Stand Your Ground in the Defense of Others

I had the slip opinion in my hand.  I had finished reading the case and highlighting the parts that I wanted to pull for a blog entry.  And then I decided to click on a few links from my blogroll.  After reading John T. Floyd's blog entry, I walked over to the recycling bin and tossed the case I had just read.  I try not to blog about cases on which other bloggers have already written (and written well), save U.S. Supreme Court opinions about which everyone feels compelled to write.

I pride myself on being one of the first to publicly report opinions (published opinions, that is) from the Texas Court of Criminal Appeals.  Well, a case named Morales v. State, came out in November 2011 and it slipped through the cracks.  So today, when I saw that John T. Floyd's blog (Criminal Jurisdiction) had an entry at the top of the page titled: SELF-DEFENSE: NO DUTY TO RETREAT, I knew immediately that I had been scooped.  That's what I get for procrastinating I suppose.

To focus on the positive, at least I don't have to hammer out a blog post about the case (well, at least not a substantive post), because John T. Floyd's post is about as good as it gets.  I encourage any L&J for Y'all readers (yes, I'm delusional enough to believe we have "readers") to go check it out.  He and his paralegal have done an excellent job summarizing the case and the holding, that...

A person is justified in using deadly force against another if he could be justified in using force against the other in the first place … and when he reasonably believes that such deadly force is immediately necessary to protect himself against the other person’s use or attempted use of unlawful deadly force and if a person in the defendant’s situation would not have had a duty to retreat…

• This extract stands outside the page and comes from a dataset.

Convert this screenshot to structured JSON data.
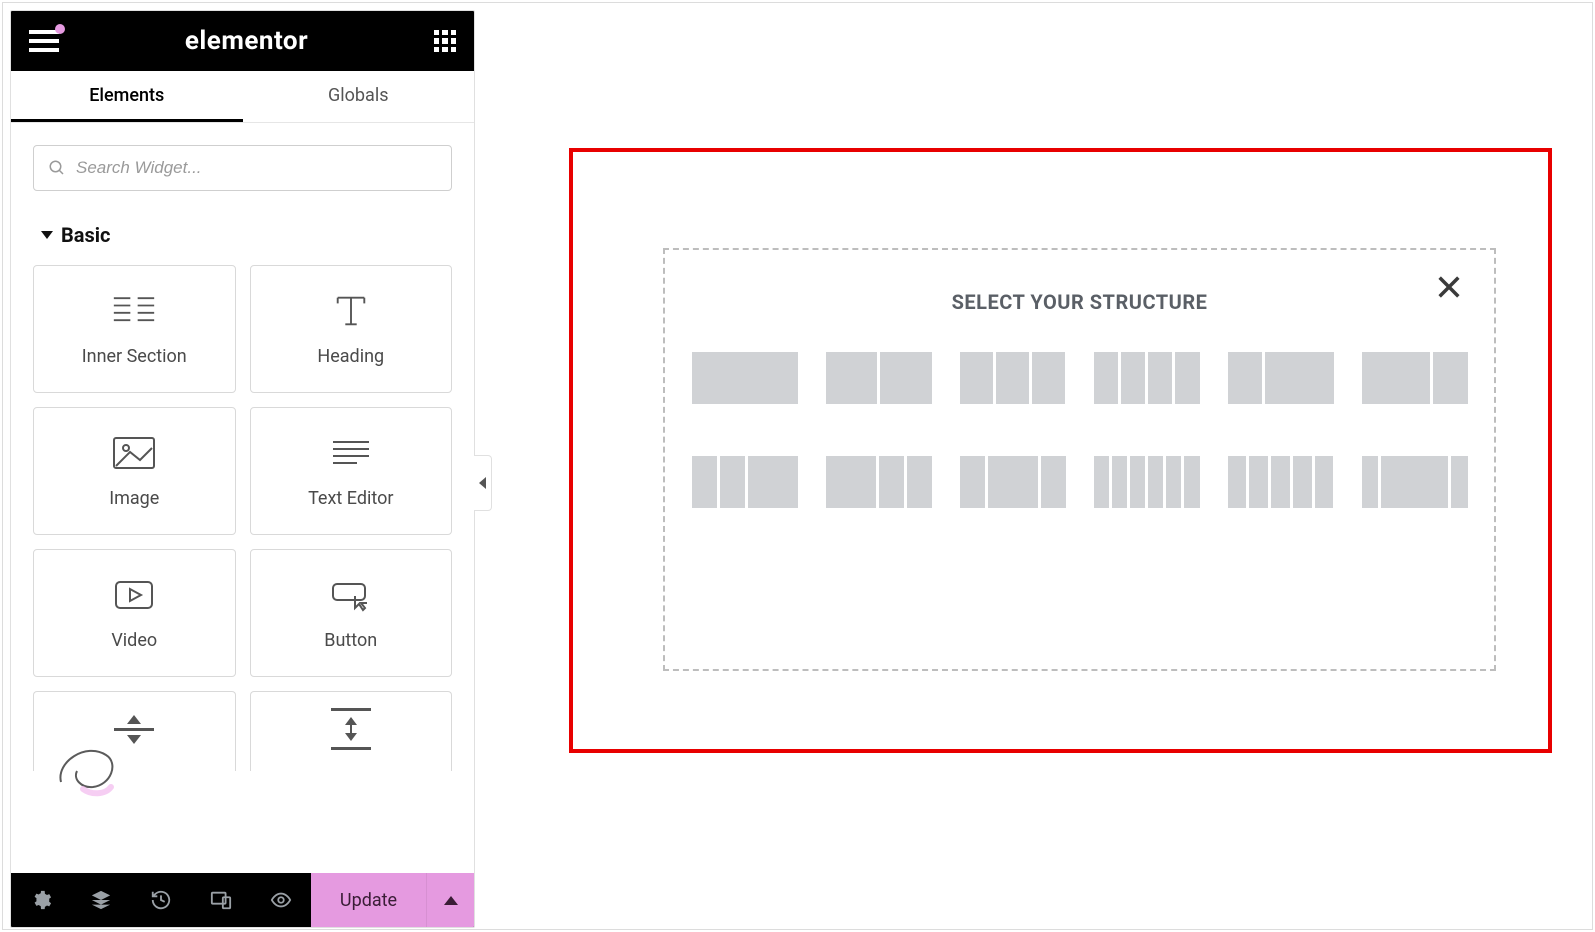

Therefore a person may act against another in defense of a third person, provided he acted upon a reasonable apprehension of danger to such third person, as it appeared to him from his standpoint at the time, and that he reasonably believed such deadly force by his intervention on behalf of such third person was immediately necessary to protect such person from another’s use or attempted use of unlawful deadly force, and provided it reasonably appear to such person, as seen from his viewpoint alone, that a person in the situation of the person being defended would not have had a duty to retreat.

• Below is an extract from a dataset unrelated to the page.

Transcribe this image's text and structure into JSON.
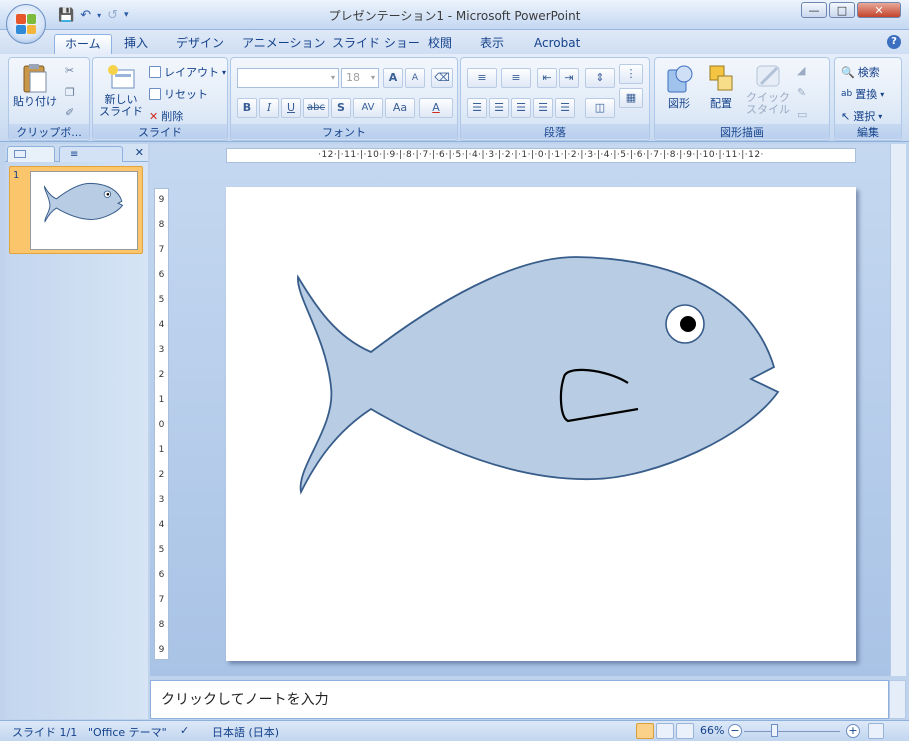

A person who has a right to be present at the location where the force is used, who has not provoked the person against whom the force is used, and who is not engaged in criminal activity at the time the force is used is not required to retreat before using force as described herein.
Thanks John.  I guess I'll move along to the next case, or perhaps I'll click on a few more links and see if it has already been covered by a colleague.